◆ **Problem statement**
From first line to last, write out the data precisely as shown.

++++ Records for this exercise ++++

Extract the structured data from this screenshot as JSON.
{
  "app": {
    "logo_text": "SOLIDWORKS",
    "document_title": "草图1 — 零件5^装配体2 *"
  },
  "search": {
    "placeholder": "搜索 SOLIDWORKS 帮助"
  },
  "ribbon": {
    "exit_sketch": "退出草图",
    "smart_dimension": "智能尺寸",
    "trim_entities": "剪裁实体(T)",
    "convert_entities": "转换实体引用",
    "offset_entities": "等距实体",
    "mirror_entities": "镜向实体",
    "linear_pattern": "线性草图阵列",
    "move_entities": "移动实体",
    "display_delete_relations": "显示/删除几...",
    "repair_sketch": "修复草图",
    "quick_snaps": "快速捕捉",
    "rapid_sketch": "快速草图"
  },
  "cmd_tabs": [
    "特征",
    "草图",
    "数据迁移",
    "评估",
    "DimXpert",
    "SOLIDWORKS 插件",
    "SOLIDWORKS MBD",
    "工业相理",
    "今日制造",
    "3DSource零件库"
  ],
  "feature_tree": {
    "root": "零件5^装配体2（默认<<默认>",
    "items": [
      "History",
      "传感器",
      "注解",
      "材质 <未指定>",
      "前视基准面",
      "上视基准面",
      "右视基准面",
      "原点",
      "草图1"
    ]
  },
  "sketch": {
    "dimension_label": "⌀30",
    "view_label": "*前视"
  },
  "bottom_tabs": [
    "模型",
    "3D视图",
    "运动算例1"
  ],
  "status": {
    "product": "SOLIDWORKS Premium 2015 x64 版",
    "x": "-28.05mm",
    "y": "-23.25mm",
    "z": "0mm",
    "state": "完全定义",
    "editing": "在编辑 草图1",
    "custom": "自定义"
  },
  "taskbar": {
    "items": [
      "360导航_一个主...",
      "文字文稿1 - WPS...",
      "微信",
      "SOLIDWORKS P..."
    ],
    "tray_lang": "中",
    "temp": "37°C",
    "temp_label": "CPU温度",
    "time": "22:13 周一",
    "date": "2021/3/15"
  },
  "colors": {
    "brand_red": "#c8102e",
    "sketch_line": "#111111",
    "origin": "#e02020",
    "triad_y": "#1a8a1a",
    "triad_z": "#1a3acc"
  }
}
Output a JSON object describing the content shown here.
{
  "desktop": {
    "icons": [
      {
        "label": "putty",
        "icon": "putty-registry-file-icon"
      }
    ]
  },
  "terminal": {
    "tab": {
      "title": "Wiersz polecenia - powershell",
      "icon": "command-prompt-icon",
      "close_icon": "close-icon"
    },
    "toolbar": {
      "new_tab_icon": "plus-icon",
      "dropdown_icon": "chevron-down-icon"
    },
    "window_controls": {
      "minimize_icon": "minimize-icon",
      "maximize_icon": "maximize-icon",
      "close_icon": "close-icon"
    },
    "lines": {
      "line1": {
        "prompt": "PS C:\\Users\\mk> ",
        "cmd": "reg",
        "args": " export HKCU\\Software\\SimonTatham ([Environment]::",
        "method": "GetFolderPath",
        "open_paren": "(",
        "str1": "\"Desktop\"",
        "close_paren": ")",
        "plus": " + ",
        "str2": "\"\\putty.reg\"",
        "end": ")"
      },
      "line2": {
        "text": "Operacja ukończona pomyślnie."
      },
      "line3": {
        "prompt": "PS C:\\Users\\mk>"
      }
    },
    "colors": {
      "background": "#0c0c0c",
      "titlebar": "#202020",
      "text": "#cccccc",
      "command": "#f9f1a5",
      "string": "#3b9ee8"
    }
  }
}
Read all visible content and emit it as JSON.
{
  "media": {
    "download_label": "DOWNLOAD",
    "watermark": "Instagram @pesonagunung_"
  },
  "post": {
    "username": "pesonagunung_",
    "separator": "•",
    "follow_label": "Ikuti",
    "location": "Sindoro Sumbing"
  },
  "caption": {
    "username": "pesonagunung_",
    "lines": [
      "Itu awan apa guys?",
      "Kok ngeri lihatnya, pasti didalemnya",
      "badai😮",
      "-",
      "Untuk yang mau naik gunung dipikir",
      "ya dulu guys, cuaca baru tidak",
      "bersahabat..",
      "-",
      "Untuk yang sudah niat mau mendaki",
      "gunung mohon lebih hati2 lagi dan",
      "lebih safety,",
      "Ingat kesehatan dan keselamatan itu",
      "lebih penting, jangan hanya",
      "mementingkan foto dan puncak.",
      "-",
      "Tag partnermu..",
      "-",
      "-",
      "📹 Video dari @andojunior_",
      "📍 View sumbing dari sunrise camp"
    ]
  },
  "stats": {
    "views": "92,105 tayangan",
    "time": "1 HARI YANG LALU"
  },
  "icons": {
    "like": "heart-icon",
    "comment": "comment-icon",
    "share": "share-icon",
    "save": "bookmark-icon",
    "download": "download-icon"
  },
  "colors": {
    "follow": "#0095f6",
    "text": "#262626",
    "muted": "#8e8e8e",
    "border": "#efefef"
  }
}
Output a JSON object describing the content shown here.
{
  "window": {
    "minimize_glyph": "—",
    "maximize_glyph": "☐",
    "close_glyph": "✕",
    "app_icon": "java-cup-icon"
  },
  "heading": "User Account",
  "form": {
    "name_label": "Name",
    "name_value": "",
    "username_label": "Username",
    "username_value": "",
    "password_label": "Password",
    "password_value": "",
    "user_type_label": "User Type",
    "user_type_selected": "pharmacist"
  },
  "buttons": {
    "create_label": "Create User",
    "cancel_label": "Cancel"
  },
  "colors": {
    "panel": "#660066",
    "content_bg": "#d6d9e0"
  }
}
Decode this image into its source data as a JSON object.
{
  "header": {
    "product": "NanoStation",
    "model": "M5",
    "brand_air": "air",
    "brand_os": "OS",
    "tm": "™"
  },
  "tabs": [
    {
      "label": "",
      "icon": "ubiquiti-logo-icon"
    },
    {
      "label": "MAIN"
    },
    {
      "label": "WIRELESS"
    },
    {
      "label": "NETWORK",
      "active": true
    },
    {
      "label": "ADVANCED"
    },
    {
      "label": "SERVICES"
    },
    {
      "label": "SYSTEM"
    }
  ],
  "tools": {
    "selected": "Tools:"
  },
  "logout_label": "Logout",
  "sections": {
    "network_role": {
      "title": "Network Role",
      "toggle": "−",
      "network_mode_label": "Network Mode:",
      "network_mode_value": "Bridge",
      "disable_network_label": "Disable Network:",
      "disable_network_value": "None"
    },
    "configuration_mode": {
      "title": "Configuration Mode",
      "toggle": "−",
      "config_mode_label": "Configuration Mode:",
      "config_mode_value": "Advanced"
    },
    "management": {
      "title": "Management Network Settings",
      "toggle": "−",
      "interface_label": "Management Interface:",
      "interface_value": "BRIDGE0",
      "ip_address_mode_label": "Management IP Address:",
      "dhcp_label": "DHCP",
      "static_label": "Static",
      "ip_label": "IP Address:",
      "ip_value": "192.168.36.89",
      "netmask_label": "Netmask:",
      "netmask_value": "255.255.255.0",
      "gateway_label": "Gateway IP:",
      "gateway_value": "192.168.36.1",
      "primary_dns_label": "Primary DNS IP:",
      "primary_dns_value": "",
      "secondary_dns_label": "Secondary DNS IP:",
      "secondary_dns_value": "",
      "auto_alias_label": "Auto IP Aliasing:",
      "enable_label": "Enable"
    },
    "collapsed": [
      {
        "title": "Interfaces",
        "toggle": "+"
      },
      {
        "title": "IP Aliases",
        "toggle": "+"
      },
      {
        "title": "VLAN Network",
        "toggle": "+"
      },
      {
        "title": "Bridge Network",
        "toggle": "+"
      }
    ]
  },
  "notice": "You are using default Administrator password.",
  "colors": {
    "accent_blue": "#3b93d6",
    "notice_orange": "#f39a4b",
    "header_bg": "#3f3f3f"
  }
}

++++

◆ **Exercise output**
Extract the structured data from this screenshot as JSON.
{
  "app": {
    "logo_text": "SOLIDWORKS",
    "document_title": "草图1 — 零件5^装配体2 *"
  },
  "search": {
    "placeholder": "搜索 SOLIDWORKS 帮助"
  },
  "ribbon": {
    "exit_sketch": "退出草图",
    "smart_dimension": "智能尺寸",
    "trim_entities": "剪裁实体(T)",
    "convert_entities": "转换实体引用",
    "offset_entities": "等距实体",
    "mirror_entities": "镜向实体",
    "linear_pattern": "线性草图阵列",
    "move_entities": "移动实体",
    "display_delete_relations": "显示/删除几...",
    "repair_sketch": "修复草图",
    "quick_snaps": "快速捕捉",
    "rapid_sketch": "快速草图"
  },
  "cmd_tabs": [
    "特征",
    "草图",
    "数据迁移",
    "评估",
    "DimXpert",
    "SOLIDWORKS 插件",
    "SOLIDWORKS MBD",
    "工业相理",
    "今日制造",
    "3DSource零件库"
  ],
  "feature_tree": {
    "root": "零件5^装配体2（默认<<默认>",
    "items": [
      "History",
      "传感器",
      "注解",
      "材质 <未指定>",
      "前视基准面",
      "上视基准面",
      "右视基准面",
      "原点",
      "草图1"
    ]
  },
  "sketch": {
    "dimension_label": "⌀30",
    "view_label": "*前视"
  },
  "bottom_tabs": [
    "模型",
    "3D视图",
    "运动算例1"
  ],
  "status": {
    "product": "SOLIDWORKS Premium 2015 x64 版",
    "x": "-28.05mm",
    "y": "-23.25mm",
    "z": "0mm",
    "state": "完全定义",
    "editing": "在编辑 草图1",
    "custom": "自定义"
  },
  "taskbar": {
    "items": [
      "360导航_一个主...",
      "文字文稿1 - WPS...",
      "微信",
      "SOLIDWORKS P..."
    ],
    "tray_lang": "中",
    "temp": "37°C",
    "temp_label": "CPU温度",
    "time": "22:13 周一",
    "date": "2021/3/15"
  },
  "colors": {
    "brand_red": "#c8102e",
    "sketch_line": "#111111",
    "origin": "#e02020",
    "triad_y": "#1a8a1a",
    "triad_z": "#1a3acc"
  }
}
Output a JSON object describing the content shown here.
{
  "desktop": {
    "icons": [
      {
        "label": "putty",
        "icon": "putty-registry-file-icon"
      }
    ]
  },
  "terminal": {
    "tab": {
      "title": "Wiersz polecenia - powershell",
      "icon": "command-prompt-icon",
      "close_icon": "close-icon"
    },
    "toolbar": {
      "new_tab_icon": "plus-icon",
      "dropdown_icon": "chevron-down-icon"
    },
    "window_controls": {
      "minimize_icon": "minimize-icon",
      "maximize_icon": "maximize-icon",
      "close_icon": "close-icon"
    },
    "lines": {
      "line1": {
        "prompt": "PS C:\\Users\\mk> ",
        "cmd": "reg",
        "args": " export HKCU\\Software\\SimonTatham ([Environment]::",
        "method": "GetFolderPath",
        "open_paren": "(",
        "str1": "\"Desktop\"",
        "close_paren": ")",
        "plus": " + ",
        "str2": "\"\\putty.reg\"",
        "end": ")"
      },
      "line2": {
        "text": "Operacja ukończona pomyślnie."
      },
      "line3": {
        "prompt": "PS C:\\Users\\mk>"
      }
    },
    "colors": {
      "background": "#0c0c0c",
      "titlebar": "#202020",
      "text": "#cccccc",
      "command": "#f9f1a5",
      "string": "#3b9ee8"
    }
  }
}
Read all visible content and emit it as JSON.
{
  "media": {
    "download_label": "DOWNLOAD",
    "watermark": "Instagram @pesonagunung_"
  },
  "post": {
    "username": "pesonagunung_",
    "separator": "•",
    "follow_label": "Ikuti",
    "location": "Sindoro Sumbing"
  },
  "caption": {
    "username": "pesonagunung_",
    "lines": [
      "Itu awan apa guys?",
      "Kok ngeri lihatnya, pasti didalemnya",
      "badai😮",
      "-",
      "Untuk yang mau naik gunung dipikir",
      "ya dulu guys, cuaca baru tidak",
      "bersahabat..",
      "-",
      "Untuk yang sudah niat mau mendaki",
      "gunung mohon lebih hati2 lagi dan",
      "lebih safety,",
      "Ingat kesehatan dan keselamatan itu",
      "lebih penting, jangan hanya",
      "mementingkan foto dan puncak.",
      "-",
      "Tag partnermu..",
      "-",
      "-",
      "📹 Video dari @andojunior_",
      "📍 View sumbing dari sunrise camp"
    ]
  },
  "stats": {
    "views": "92,105 tayangan",
    "time": "1 HARI YANG LALU"
  },
  "icons": {
    "like": "heart-icon",
    "comment": "comment-icon",
    "share": "share-icon",
    "save": "bookmark-icon",
    "download": "download-icon"
  },
  "colors": {
    "follow": "#0095f6",
    "text": "#262626",
    "muted": "#8e8e8e",
    "border": "#efefef"
  }
}
Output a JSON object describing the content shown here.
{
  "window": {
    "minimize_glyph": "—",
    "maximize_glyph": "☐",
    "close_glyph": "✕",
    "app_icon": "java-cup-icon"
  },
  "heading": "User Account",
  "form": {
    "name_label": "Name",
    "name_value": "",
    "username_label": "Username",
    "username_value": "",
    "password_label": "Password",
    "password_value": "",
    "user_type_label": "User Type",
    "user_type_selected": "pharmacist"
  },
  "buttons": {
    "create_label": "Create User",
    "cancel_label": "Cancel"
  },
  "colors": {
    "panel": "#660066",
    "content_bg": "#d6d9e0"
  }
}
Decode this image into its source data as a JSON object.
{
  "header": {
    "product": "NanoStation",
    "model": "M5",
    "brand_air": "air",
    "brand_os": "OS",
    "tm": "™"
  },
  "tabs": [
    {
      "label": "",
      "icon": "ubiquiti-logo-icon"
    },
    {
      "label": "MAIN"
    },
    {
      "label": "WIRELESS"
    },
    {
      "label": "NETWORK",
      "active": true
    },
    {
      "label": "ADVANCED"
    },
    {
      "label": "SERVICES"
    },
    {
      "label": "SYSTEM"
    }
  ],
  "tools": {
    "selected": "Tools:"
  },
  "logout_label": "Logout",
  "sections": {
    "network_role": {
      "title": "Network Role",
      "toggle": "−",
      "network_mode_label": "Network Mode:",
      "network_mode_value": "Bridge",
      "disable_network_label": "Disable Network:",
      "disable_network_value": "None"
    },
    "configuration_mode": {
      "title": "Configuration Mode",
      "toggle": "−",
      "config_mode_label": "Configuration Mode:",
      "config_mode_value": "Advanced"
    },
    "management": {
      "title": "Management Network Settings",
      "toggle": "−",
      "interface_label": "Management Interface:",
      "interface_value": "BRIDGE0",
      "ip_address_mode_label": "Management IP Address:",
      "dhcp_label": "DHCP",
      "static_label": "Static",
      "ip_label": "IP Address:",
      "ip_value": "192.168.36.89",
      "netmask_label": "Netmask:",
      "netmask_value": "255.255.255.0",
      "gateway_label": "Gateway IP:",
      "gateway_value": "192.168.36.1",
      "primary_dns_label": "Primary DNS IP:",
      "primary_dns_value": "",
      "secondary_dns_label": "Secondary DNS IP:",
      "secondary_dns_value": "",
      "auto_alias_label": "Auto IP Aliasing:",
      "enable_label": "Enable"
    },
    "collapsed": [
      {
        "title": "Interfaces",
        "toggle": "+"
      },
      {
        "title": "IP Aliases",
        "toggle": "+"
      },
      {
        "title": "VLAN Network",
        "toggle": "+"
      },
      {
        "title": "Bridge Network",
        "toggle": "+"
      }
    ]
  },
  "notice": "You are using default Administrator password.",
  "colors": {
    "accent_blue": "#3b93d6",
    "notice_orange": "#f39a4b",
    "header_bg": "#3f3f3f"
  }
}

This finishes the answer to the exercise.